◆ Work instructions ◆
Which of the lines below include the word "ширина"? Pull each one out.

Dataset rows describing interfaces
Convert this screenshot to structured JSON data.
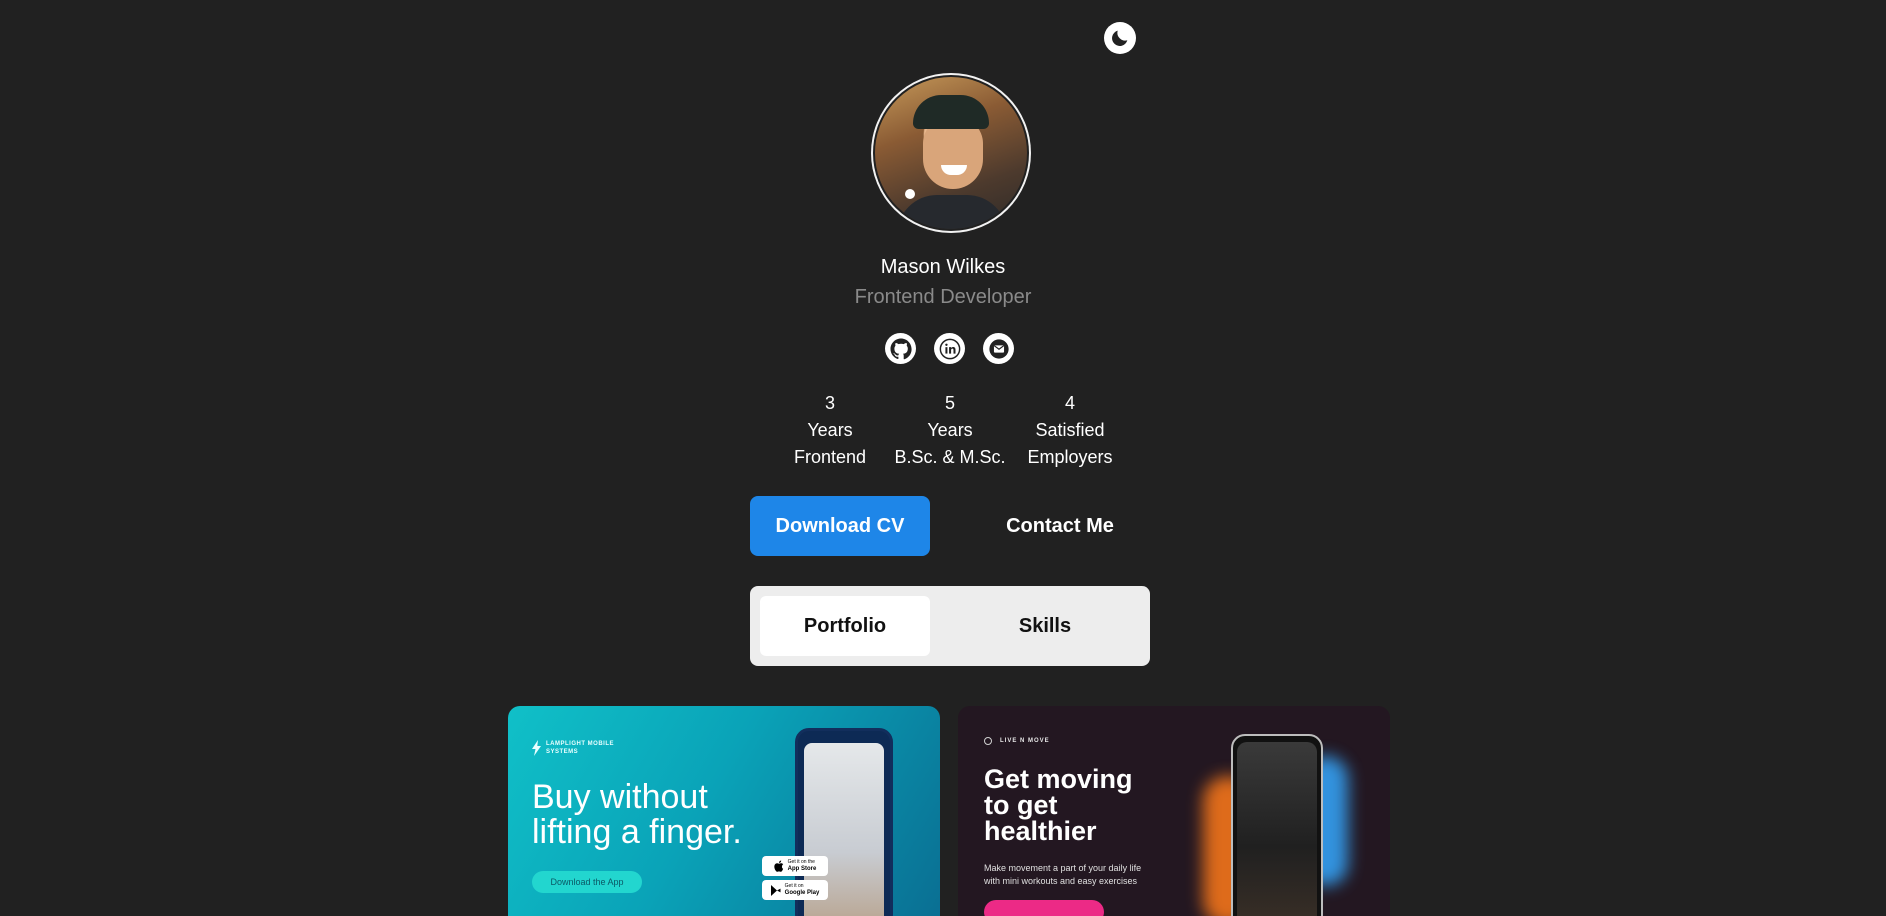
{
  "profile": {
    "name": "Mason Wilkes",
    "role": "Frontend Developer"
  },
  "socials": [
    {
      "icon": "github-icon"
    },
    {
      "icon": "linkedin-icon"
    },
    {
      "icon": "mail-icon"
    }
  ],
  "stats": [
    {
      "value": "3",
      "line1": "Years",
      "line2": "Frontend"
    },
    {
      "value": "5",
      "line1": "Years",
      "line2": "B.Sc. & M.Sc."
    },
    {
      "value": "4",
      "line1": "Satisfied",
      "line2": "Employers"
    }
  ],
  "actions": {
    "download_cv": "Download CV",
    "contact_me": "Contact Me"
  },
  "tabs": {
    "portfolio": "Portfolio",
    "skills": "Skills",
    "active": "Portfolio"
  },
  "portfolio": [
    {
      "brand": "LAMPLIGHT MOBILE SYSTEMS",
      "headline_line1": "Buy without",
      "headline_line2": "lifting a finger.",
      "cta": "Download the App",
      "app_store": "App Store",
      "app_store_pre": "Get it on the",
      "google_play": "Google Play",
      "google_play_pre": "Get it on"
    },
    {
      "brand": "LIVE N MOVE",
      "headline_line1": "Get moving",
      "headline_line2": "to get",
      "headline_line3": "healthier",
      "subtext_line1": "Make movement a part of your daily life",
      "subtext_line2": "with mini workouts and easy exercises"
    }
  ],
  "colors": {
    "background": "#212121",
    "primary": "#1e86e8",
    "muted_text": "#8a8a8a",
    "tab_bg": "#ededed",
    "card1_accent": "#10c0c8",
    "card2_bg": "#231721",
    "card2_accent": "#ec2a86"
  }
}
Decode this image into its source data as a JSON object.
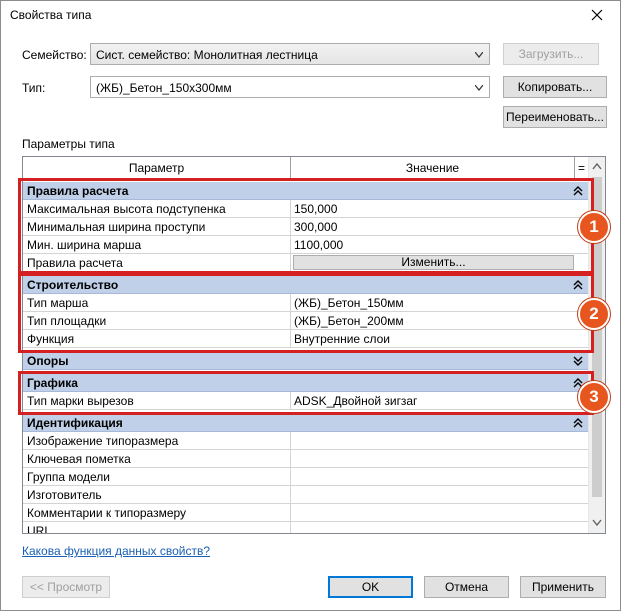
{
  "window": {
    "title": "Свойства типа"
  },
  "family": {
    "label": "Семейство:",
    "value": "Сист. семейство: Монолитная лестница",
    "load_button": "Загрузить..."
  },
  "type": {
    "label": "Тип:",
    "value": "(ЖБ)_Бетон_150х300мм",
    "copy_button": "Копировать...",
    "rename_button": "Переименовать..."
  },
  "params": {
    "section_label": "Параметры типа",
    "col_param": "Параметр",
    "col_value": "Значение",
    "col_eq": "=",
    "groups": [
      {
        "name": "Правила расчета",
        "rows": [
          {
            "param": "Максимальная высота подступенка",
            "value": "150,000"
          },
          {
            "param": "Минимальная ширина проступи",
            "value": "300,000"
          },
          {
            "param": "Мин. ширина марша",
            "value": "1100,000"
          },
          {
            "param": "Правила расчета",
            "value": "Изменить..."
          }
        ]
      },
      {
        "name": "Строительство",
        "rows": [
          {
            "param": "Тип марша",
            "value": "(ЖБ)_Бетон_150мм"
          },
          {
            "param": "Тип площадки",
            "value": "(ЖБ)_Бетон_200мм"
          },
          {
            "param": "Функция",
            "value": "Внутренние слои"
          }
        ]
      },
      {
        "name": "Опоры",
        "rows": []
      },
      {
        "name": "Графика",
        "rows": [
          {
            "param": "Тип марки вырезов",
            "value": "ADSK_Двойной зигзаг"
          }
        ]
      },
      {
        "name": "Идентификация",
        "rows": [
          {
            "param": "Изображение типоразмера",
            "value": ""
          },
          {
            "param": "Ключевая пометка",
            "value": ""
          },
          {
            "param": "Группа модели",
            "value": ""
          },
          {
            "param": "Изготовитель",
            "value": ""
          },
          {
            "param": "Комментарии к типоразмеру",
            "value": ""
          },
          {
            "param": "URL",
            "value": ""
          }
        ]
      }
    ]
  },
  "annotations": {
    "badge1": "1",
    "badge2": "2",
    "badge3": "3",
    "color": "#d42020",
    "badge_color": "#e8561f"
  },
  "help_link": "Какова функция данных свойств?",
  "footer": {
    "preview": "<< Просмотр",
    "ok": "OK",
    "cancel": "Отмена",
    "apply": "Применить"
  }
}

◆ Reply to the exercise ◆
            "param": "Минимальная ширина проступи",
            "param": "Мин. ширина марша",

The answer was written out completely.